(Stored records)
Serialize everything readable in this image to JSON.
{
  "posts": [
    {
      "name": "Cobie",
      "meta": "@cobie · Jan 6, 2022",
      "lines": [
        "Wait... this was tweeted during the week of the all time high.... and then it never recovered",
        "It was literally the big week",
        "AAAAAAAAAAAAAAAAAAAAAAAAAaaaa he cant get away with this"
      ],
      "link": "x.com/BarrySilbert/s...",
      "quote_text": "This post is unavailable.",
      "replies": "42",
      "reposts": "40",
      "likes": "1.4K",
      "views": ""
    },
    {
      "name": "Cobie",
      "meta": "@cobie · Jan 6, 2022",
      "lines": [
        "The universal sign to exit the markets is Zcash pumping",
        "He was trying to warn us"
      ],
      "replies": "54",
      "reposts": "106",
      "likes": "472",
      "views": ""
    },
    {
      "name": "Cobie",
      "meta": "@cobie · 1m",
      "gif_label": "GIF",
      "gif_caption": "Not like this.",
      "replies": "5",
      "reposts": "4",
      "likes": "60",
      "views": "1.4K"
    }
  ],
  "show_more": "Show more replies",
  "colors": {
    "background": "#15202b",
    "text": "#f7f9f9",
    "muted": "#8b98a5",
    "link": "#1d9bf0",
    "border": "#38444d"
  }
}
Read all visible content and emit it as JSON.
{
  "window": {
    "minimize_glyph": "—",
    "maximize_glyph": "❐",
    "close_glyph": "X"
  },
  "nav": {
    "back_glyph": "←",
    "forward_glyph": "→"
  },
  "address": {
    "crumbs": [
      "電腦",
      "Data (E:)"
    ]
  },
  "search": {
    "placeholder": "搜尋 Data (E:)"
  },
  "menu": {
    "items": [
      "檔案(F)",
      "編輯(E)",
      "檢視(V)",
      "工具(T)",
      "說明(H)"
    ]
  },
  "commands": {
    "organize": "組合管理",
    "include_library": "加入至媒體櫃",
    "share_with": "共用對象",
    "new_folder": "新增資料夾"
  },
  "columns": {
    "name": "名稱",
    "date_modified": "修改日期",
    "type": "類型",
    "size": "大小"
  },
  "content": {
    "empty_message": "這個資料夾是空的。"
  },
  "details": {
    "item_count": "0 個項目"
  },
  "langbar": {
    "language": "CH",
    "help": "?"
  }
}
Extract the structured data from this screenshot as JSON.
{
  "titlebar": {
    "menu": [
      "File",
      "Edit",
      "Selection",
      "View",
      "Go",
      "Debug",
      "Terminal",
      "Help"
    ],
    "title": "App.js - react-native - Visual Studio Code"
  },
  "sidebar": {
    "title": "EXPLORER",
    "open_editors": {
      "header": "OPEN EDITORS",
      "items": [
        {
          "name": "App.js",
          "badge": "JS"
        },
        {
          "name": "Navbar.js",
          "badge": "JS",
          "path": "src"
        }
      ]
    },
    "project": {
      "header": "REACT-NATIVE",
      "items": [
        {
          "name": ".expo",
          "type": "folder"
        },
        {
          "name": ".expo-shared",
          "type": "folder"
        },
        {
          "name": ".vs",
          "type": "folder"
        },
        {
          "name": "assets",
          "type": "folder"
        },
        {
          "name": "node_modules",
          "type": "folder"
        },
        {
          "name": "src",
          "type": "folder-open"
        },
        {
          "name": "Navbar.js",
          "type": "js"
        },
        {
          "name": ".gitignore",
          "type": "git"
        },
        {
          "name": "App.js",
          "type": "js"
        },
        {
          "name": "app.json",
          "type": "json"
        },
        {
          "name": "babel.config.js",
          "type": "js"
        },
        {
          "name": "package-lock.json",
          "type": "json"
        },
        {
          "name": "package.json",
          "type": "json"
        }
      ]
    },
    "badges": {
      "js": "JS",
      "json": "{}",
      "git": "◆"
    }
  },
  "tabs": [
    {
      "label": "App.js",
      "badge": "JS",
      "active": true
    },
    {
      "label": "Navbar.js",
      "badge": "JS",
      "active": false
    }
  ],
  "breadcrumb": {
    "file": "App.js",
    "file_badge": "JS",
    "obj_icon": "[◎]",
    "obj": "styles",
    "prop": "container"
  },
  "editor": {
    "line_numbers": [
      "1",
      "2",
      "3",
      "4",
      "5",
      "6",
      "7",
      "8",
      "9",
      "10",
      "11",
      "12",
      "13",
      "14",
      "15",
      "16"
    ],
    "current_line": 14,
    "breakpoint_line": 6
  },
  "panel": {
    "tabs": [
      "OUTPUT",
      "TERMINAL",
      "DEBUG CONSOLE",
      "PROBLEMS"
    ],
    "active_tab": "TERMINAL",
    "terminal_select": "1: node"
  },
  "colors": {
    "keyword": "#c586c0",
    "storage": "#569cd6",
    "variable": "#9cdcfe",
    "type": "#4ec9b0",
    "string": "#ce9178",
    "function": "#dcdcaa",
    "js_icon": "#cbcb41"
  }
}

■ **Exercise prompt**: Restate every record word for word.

■ **The completed task**:
Serialize everything readable in this image to JSON.
{
  "posts": [
    {
      "name": "Cobie",
      "meta": "@cobie · Jan 6, 2022",
      "lines": [
        "Wait... this was tweeted during the week of the all time high.... and then it never recovered",
        "It was literally the big week",
        "AAAAAAAAAAAAAAAAAAAAAAAAAaaaa he cant get away with this"
      ],
      "link": "x.com/BarrySilbert/s...",
      "quote_text": "This post is unavailable.",
      "replies": "42",
      "reposts": "40",
      "likes": "1.4K",
      "views": ""
    },
    {
      "name": "Cobie",
      "meta": "@cobie · Jan 6, 2022",
      "lines": [
        "The universal sign to exit the markets is Zcash pumping",
        "He was trying to warn us"
      ],
      "replies": "54",
      "reposts": "106",
      "likes": "472",
      "views": ""
    },
    {
      "name": "Cobie",
      "meta": "@cobie · 1m",
      "gif_label": "GIF",
      "gif_caption": "Not like this.",
      "replies": "5",
      "reposts": "4",
      "likes": "60",
      "views": "1.4K"
    }
  ],
  "show_more": "Show more replies",
  "colors": {
    "background": "#15202b",
    "text": "#f7f9f9",
    "muted": "#8b98a5",
    "link": "#1d9bf0",
    "border": "#38444d"
  }
}
Read all visible content and emit it as JSON.
{
  "window": {
    "minimize_glyph": "—",
    "maximize_glyph": "❐",
    "close_glyph": "X"
  },
  "nav": {
    "back_glyph": "←",
    "forward_glyph": "→"
  },
  "address": {
    "crumbs": [
      "電腦",
      "Data (E:)"
    ]
  },
  "search": {
    "placeholder": "搜尋 Data (E:)"
  },
  "menu": {
    "items": [
      "檔案(F)",
      "編輯(E)",
      "檢視(V)",
      "工具(T)",
      "說明(H)"
    ]
  },
  "commands": {
    "organize": "組合管理",
    "include_library": "加入至媒體櫃",
    "share_with": "共用對象",
    "new_folder": "新增資料夾"
  },
  "columns": {
    "name": "名稱",
    "date_modified": "修改日期",
    "type": "類型",
    "size": "大小"
  },
  "content": {
    "empty_message": "這個資料夾是空的。"
  },
  "details": {
    "item_count": "0 個項目"
  },
  "langbar": {
    "language": "CH",
    "help": "?"
  }
}
Extract the structured data from this screenshot as JSON.
{
  "titlebar": {
    "menu": [
      "File",
      "Edit",
      "Selection",
      "View",
      "Go",
      "Debug",
      "Terminal",
      "Help"
    ],
    "title": "App.js - react-native - Visual Studio Code"
  },
  "sidebar": {
    "title": "EXPLORER",
    "open_editors": {
      "header": "OPEN EDITORS",
      "items": [
        {
          "name": "App.js",
          "badge": "JS"
        },
        {
          "name": "Navbar.js",
          "badge": "JS",
          "path": "src"
        }
      ]
    },
    "project": {
      "header": "REACT-NATIVE",
      "items": [
        {
          "name": ".expo",
          "type": "folder"
        },
        {
          "name": ".expo-shared",
          "type": "folder"
        },
        {
          "name": ".vs",
          "type": "folder"
        },
        {
          "name": "assets",
          "type": "folder"
        },
        {
          "name": "node_modules",
          "type": "folder"
        },
        {
          "name": "src",
          "type": "folder-open"
        },
        {
          "name": "Navbar.js",
          "type": "js"
        },
        {
          "name": ".gitignore",
          "type": "git"
        },
        {
          "name": "App.js",
          "type": "js"
        },
        {
          "name": "app.json",
          "type": "json"
        },
        {
          "name": "babel.config.js",
          "type": "js"
        },
        {
          "name": "package-lock.json",
          "type": "json"
        },
        {
          "name": "package.json",
          "type": "json"
        }
      ]
    },
    "badges": {
      "js": "JS",
      "json": "{}",
      "git": "◆"
    }
  },
  "tabs": [
    {
      "label": "App.js",
      "badge": "JS",
      "active": true
    },
    {
      "label": "Navbar.js",
      "badge": "JS",
      "active": false
    }
  ],
  "breadcrumb": {
    "file": "App.js",
    "file_badge": "JS",
    "obj_icon": "[◎]",
    "obj": "styles",
    "prop": "container"
  },
  "editor": {
    "line_numbers": [
      "1",
      "2",
      "3",
      "4",
      "5",
      "6",
      "7",
      "8",
      "9",
      "10",
      "11",
      "12",
      "13",
      "14",
      "15",
      "16"
    ],
    "current_line": 14,
    "breakpoint_line": 6
  },
  "panel": {
    "tabs": [
      "OUTPUT",
      "TERMINAL",
      "DEBUG CONSOLE",
      "PROBLEMS"
    ],
    "active_tab": "TERMINAL",
    "terminal_select": "1: node"
  },
  "colors": {
    "keyword": "#c586c0",
    "storage": "#569cd6",
    "variable": "#9cdcfe",
    "type": "#4ec9b0",
    "string": "#ce9178",
    "function": "#dcdcaa",
    "js_icon": "#cbcb41"
  }
}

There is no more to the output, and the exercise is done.